The software makes it easy to make changes, such as setting up a new virtual server.

"The first time we moved an SQL server over, when we rebooted and started the server through the interface, we thought, 'Something must be wrong, it can't be up already,' and it was," Zazzaro said. "We were taken aback. I'd never seen an SQL server go up that fast in my life."

SimpliVity combines virtualized servers, storage, networking, backup, data management and disaster recovery in an appliance called an OmniCube. Jesse St. Laurent, SimpliVity's vice president of product strategy, said OmniCubes replace the typical data center's servers, storage units "and a whole pile of infrastructure appliances that have come into the market in the past few years — backup appliances, application optimization, flash arrays, data management software, backup software, replication software. Even if we ignore the [capital-expenditure] dimension of that stack of equipment, which is obviously very high, there's a tremendous operational burden to all that infrastructure."
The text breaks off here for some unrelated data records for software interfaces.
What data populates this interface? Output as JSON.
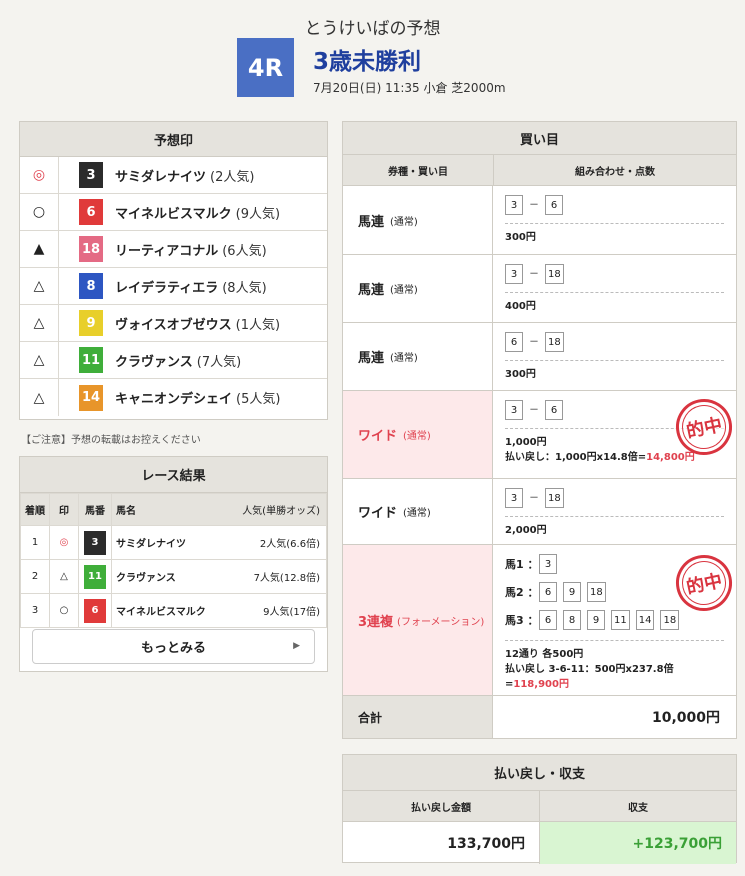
{
  "header": {
    "title": "とうけいばの予想",
    "race_no": "4R",
    "race_name": "3歳未勝利",
    "meta": "7月20日(日) 11:35 小倉 芝2000m"
  },
  "prediction": {
    "title": "予想印",
    "rows": [
      {
        "mark": "◎",
        "num": "3",
        "name": "サミダレナイツ",
        "pop": "(2人気)",
        "bg": "#2b2b2b",
        "fg": "#ffffff"
      },
      {
        "mark": "○",
        "num": "6",
        "name": "マイネルビスマルク",
        "pop": "(9人気)",
        "bg": "#e03a3a",
        "fg": "#ffffff"
      },
      {
        "mark": "▲",
        "num": "18",
        "name": "リーティアコナル",
        "pop": "(6人気)",
        "bg": "#e46a84",
        "fg": "#ffffff"
      },
      {
        "mark": "△",
        "num": "8",
        "name": "レイデラティエラ",
        "pop": "(8人気)",
        "bg": "#2d56c2",
        "fg": "#ffffff"
      },
      {
        "mark": "△",
        "num": "9",
        "name": "ヴォイスオブゼウス",
        "pop": "(1人気)",
        "bg": "#e8cf2a",
        "fg": "#ffffff"
      },
      {
        "mark": "△",
        "num": "11",
        "name": "クラヴァンス",
        "pop": "(7人気)",
        "bg": "#3fae3a",
        "fg": "#ffffff"
      },
      {
        "mark": "△",
        "num": "14",
        "name": "キャニオンデシェイ",
        "pop": "(5人気)",
        "bg": "#e8952a",
        "fg": "#ffffff"
      }
    ],
    "note": "【ご注意】予想の転載はお控えください"
  },
  "results": {
    "title": "レース結果",
    "headers": {
      "rank": "着順",
      "mark": "印",
      "num": "馬番",
      "name": "馬名",
      "pop": "人気(単勝オッズ)"
    },
    "rows": [
      {
        "rank": "1",
        "mark": "◎",
        "num": "3",
        "name": "サミダレナイツ",
        "pop": "2人気(6.6倍)",
        "bg": "#2b2b2b"
      },
      {
        "rank": "2",
        "mark": "△",
        "num": "11",
        "name": "クラヴァンス",
        "pop": "7人気(12.8倍)",
        "bg": "#3fae3a"
      },
      {
        "rank": "3",
        "mark": "○",
        "num": "6",
        "name": "マイネルビスマルク",
        "pop": "9人気(17倍)",
        "bg": "#e03a3a"
      }
    ],
    "more_label": "もっとみる"
  },
  "bets": {
    "title": "買い目",
    "col1": "券種・買い目",
    "col2": "組み合わせ・点数",
    "rows": [
      {
        "type": "馬連",
        "sub": "(通常)",
        "nums": [
          "3",
          "6"
        ],
        "amount": "300円",
        "hit": false
      },
      {
        "type": "馬連",
        "sub": "(通常)",
        "nums": [
          "3",
          "18"
        ],
        "amount": "400円",
        "hit": false
      },
      {
        "type": "馬連",
        "sub": "(通常)",
        "nums": [
          "6",
          "18"
        ],
        "amount": "300円",
        "hit": false
      },
      {
        "type": "ワイド",
        "sub": "(通常)",
        "nums": [
          "3",
          "6"
        ],
        "amount": "1,000円",
        "hit": true,
        "payout_label": "払い戻し：1,000円x14.8倍=",
        "payout_value": "14,800円"
      },
      {
        "type": "ワイド",
        "sub": "(通常)",
        "nums": [
          "3",
          "18"
        ],
        "amount": "2,000円",
        "hit": false
      }
    ],
    "formation": {
      "type": "3連複",
      "sub": "(フォーメーション)",
      "lines": [
        {
          "label": "馬1",
          "nums": [
            "3"
          ]
        },
        {
          "label": "馬2",
          "nums": [
            "6",
            "9",
            "18"
          ]
        },
        {
          "label": "馬3",
          "nums": [
            "6",
            "8",
            "9",
            "11",
            "14",
            "18"
          ]
        }
      ],
      "amount": "12通り 各500円",
      "payout_label": "払い戻し 3-6-11：500円x237.8倍=",
      "payout_value": "118,900円"
    },
    "stamp_text": "的中",
    "total_label": "合計",
    "total_value": "10,000円"
  },
  "summary": {
    "title": "払い戻し・収支",
    "col1": "払い戻し金額",
    "col2": "収支",
    "payout": "133,700円",
    "balance": "+123,700円"
  }
}
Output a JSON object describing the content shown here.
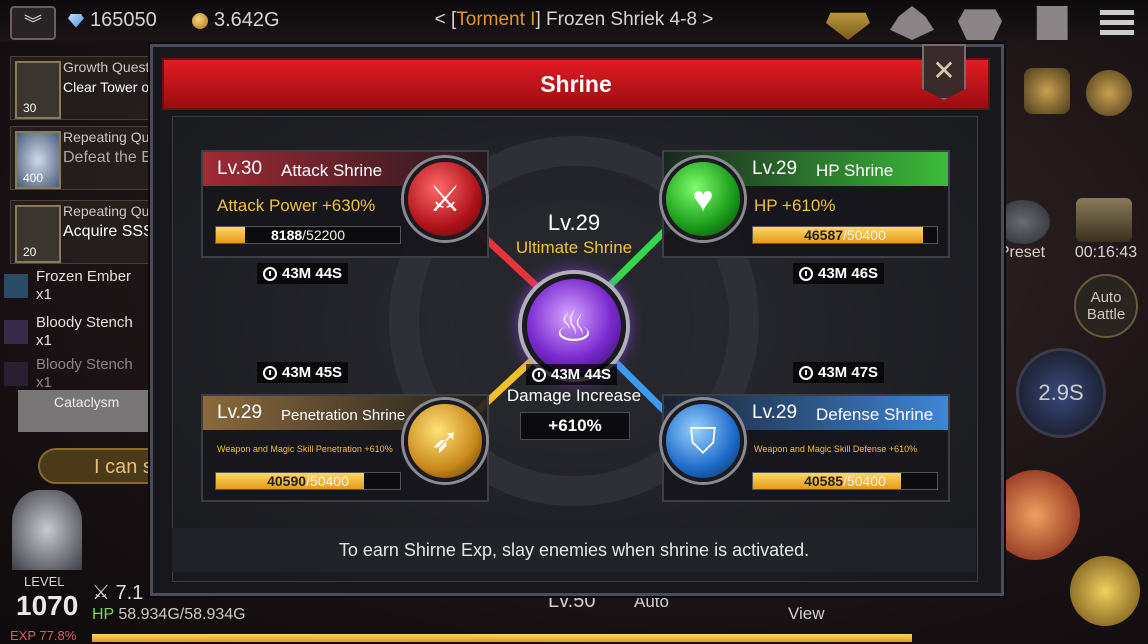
{
  "topbar": {
    "gems": "165050",
    "gold": "3.642G",
    "stage_prefix": "< [",
    "stage_tier": "Torment I",
    "stage_suffix": "] Frozen Shriek 4-8 >"
  },
  "quests": [
    {
      "title": "Growth Quest",
      "subtitle": "Clear Tower of",
      "badge": "30"
    },
    {
      "title": "Repeating Ques",
      "subtitle": "Defeat the E",
      "badge": "400"
    },
    {
      "title": "Repeating Ques",
      "subtitle": "Acquire SSS",
      "badge": "20"
    }
  ],
  "left_items": [
    {
      "name": "Frozen Ember",
      "count": "x1"
    },
    {
      "name": "Bloody Stench",
      "count": "x1"
    },
    {
      "name": "Bloody Stench",
      "count": "x1"
    }
  ],
  "left_extra": {
    "cataclysm": "Cataclysm",
    "chat": "I can s"
  },
  "player": {
    "level_label": "LEVEL",
    "level": "1070",
    "exp": "EXP 77.8%",
    "power": "7.1",
    "hp_label": "HP",
    "hp": "58.934G/58.934G",
    "hp_fraction": 1.0
  },
  "bottom": {
    "lv": "Lv.50",
    "auto": "Auto",
    "view": "View"
  },
  "right": {
    "preset": "Preset",
    "timer": "00:16:43",
    "auto_battle_1": "Auto",
    "auto_battle_2": "Battle",
    "cooldown": "2.9S"
  },
  "modal": {
    "title": "Shrine",
    "footer": "To earn Shirne Exp, slay enemies when shrine is activated.",
    "ultimate": {
      "level": "Lv.29",
      "name": "Ultimate Shrine",
      "timer": "43M 44S",
      "stat_name": "Damage Increase",
      "stat_value": "+610%"
    },
    "shrines": {
      "attack": {
        "level": "Lv.30",
        "name": "Attack Shrine",
        "stat": "Attack Power +630%",
        "exp": "8188",
        "max": "/52200",
        "fraction": 0.157,
        "timer": "43M 44S",
        "color": "#e0383a"
      },
      "hp": {
        "level": "Lv.29",
        "name": "HP Shrine",
        "stat": "HP +610%",
        "exp": "46587",
        "max": "/50400",
        "fraction": 0.924,
        "timer": "43M 46S",
        "color": "#3cbb3a"
      },
      "penetration": {
        "level": "Lv.29",
        "name": "Penetration Shrine",
        "stat": "Weapon and Magic Skill Penetration +610%",
        "exp": "40590",
        "max": "/50400",
        "fraction": 0.805,
        "timer": "43M 45S",
        "color": "#d8a640"
      },
      "defense": {
        "level": "Lv.29",
        "name": "Defense Shrine",
        "stat": "Weapon and Magic Skill Defense +610%",
        "exp": "40585",
        "max": "/50400",
        "fraction": 0.805,
        "timer": "43M 47S",
        "color": "#3f86d8"
      }
    }
  }
}
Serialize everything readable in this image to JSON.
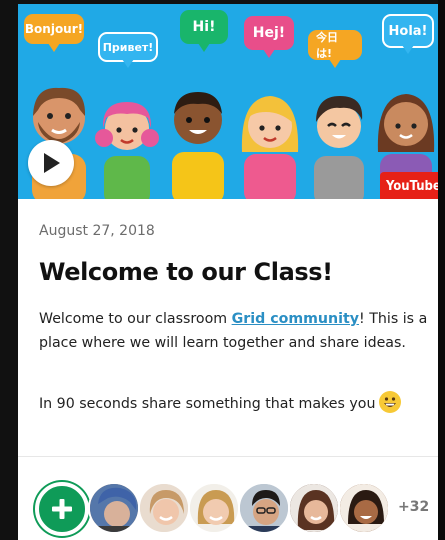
{
  "hero": {
    "bubbles": [
      {
        "text": "Bonjour!",
        "color": "#f5a623"
      },
      {
        "text": "Привет!",
        "color": "#33b5f0"
      },
      {
        "text": "Hi!",
        "color": "#19b56b"
      },
      {
        "text": "Hej!",
        "color": "#e84e8a"
      },
      {
        "text": "今日は!",
        "color": "#f5a623"
      },
      {
        "text": "Hola!",
        "color": "#33b5f0"
      }
    ],
    "youtube_label": "YouTube"
  },
  "post": {
    "date": "August 27, 2018",
    "title": "Welcome to our Class!",
    "para1_before": "Welcome to our classroom ",
    "para1_link": "Grid community",
    "para1_after": "! This is a place where we will learn together and share ideas.",
    "para2": "In 90 seconds share something that makes you"
  },
  "responses": {
    "more_count": "+32"
  },
  "colors": {
    "hero_bg": "#20a9e6",
    "accent_green": "#0f9b58",
    "link": "#2b8fc4"
  }
}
An OmniCube (or OmniStack as the product is called when provided with a partner like Cisco, Lenovo or Dell) "effectively collapses that entire stack and delivers it in this one single, scale-out system that you can use to build your data center," St. Laurent said.
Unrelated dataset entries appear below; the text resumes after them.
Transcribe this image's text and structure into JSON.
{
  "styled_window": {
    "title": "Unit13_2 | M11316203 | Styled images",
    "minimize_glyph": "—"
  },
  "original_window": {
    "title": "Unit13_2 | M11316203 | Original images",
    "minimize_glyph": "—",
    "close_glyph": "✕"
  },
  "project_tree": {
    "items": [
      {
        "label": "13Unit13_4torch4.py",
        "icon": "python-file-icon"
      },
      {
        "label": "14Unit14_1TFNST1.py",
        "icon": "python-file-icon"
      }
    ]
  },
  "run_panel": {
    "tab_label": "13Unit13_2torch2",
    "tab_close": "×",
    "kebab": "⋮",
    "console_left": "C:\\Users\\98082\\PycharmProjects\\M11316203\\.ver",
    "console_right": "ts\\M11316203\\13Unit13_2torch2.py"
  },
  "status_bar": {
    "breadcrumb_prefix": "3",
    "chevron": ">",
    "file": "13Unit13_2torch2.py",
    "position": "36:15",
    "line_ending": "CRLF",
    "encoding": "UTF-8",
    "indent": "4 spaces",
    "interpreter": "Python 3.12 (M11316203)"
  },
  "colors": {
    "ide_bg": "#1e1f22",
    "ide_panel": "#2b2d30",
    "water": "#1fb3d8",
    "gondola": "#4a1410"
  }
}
PeoplesBank began installing OmniCubes in June and finished in September. "We moved things over slowly — we're cautious about safety and making sure things are going to be up and running for our users," Zazzaro said. "We were able to test them to make sure we weren't having any problems."

Disaster recovery has been enhanced with the use of two OmniCubes at the bank's main site and one at a disaster recovery site 42 miles away.

This replaced a setup in which data was replicated between two storage area networks, requiring high-bandwidth networks. With the deduplication and compression conducted by the OmniCubes on the fly, data is replicated to the backup site more efficiently, Zazzaro said.

Why Hyperconvergence Has Gotten So Popular

The hyperconvergence trend started in 2009, when converged infrastructure — a combination of computing and networking technologies — came on the scene, according to Perry.

"Within about five years, we started to see a lot of steam gaining with converged infrastructure," he said. The main reason is that converged infrastructure makes buying technology easier; it's one piece of equipment, rather than several stand-alone components.

Deployment, configuration, and management also become easier. Instead of taking months to set up a new hardware stack, IT departments can be up and running in days or weeks, Perry said.

"That means a lot of operational efficiency within environments," Perry said. "And there are cost savings associated with that," including reductions in staff and in some cases hardware.

Banks are unlikely to go completely hyperconverged in the near future. Most have legacy workloads such as aged core banking systems and homegrown applications that are hard to shift to a virtualized environment. And some workloads, such as analytics, run better on bare metal. (That's changing, too. "The hyperconverged vendors are evolving their platforms to handle things that used to run best on bare metal," Perry said.)

Technology fads come and go but Perry, for one, doesn't expect hyperconverged infrastructures to be replaced in the near future.

"It's difficult to see right now a more sensible type of infrastructure for today's requirements for high flexibility and fast responsiveness from IT," Perry said.

Gartner analysts also expect hyperconvergence to grow rapidly. But they strike a note of caution. "As with any new trend, it is easy to see it as a panacea to every problem," said Andrew Butler, research vice president at Gartner. "While it's exciting and transformational, it also has its limitations, and the choice really depends on things like use cases and company structure."

For instance, hyperconverged infrastructure lacks the ability to tightly integrate with existing traditional infrastructures, applications and workflows. This means it makes the most sense for edge computing and point projects within an enterprise data center, Butler said. 

For reprint and licensing requests for this article, click here.
Community banking M&A Technology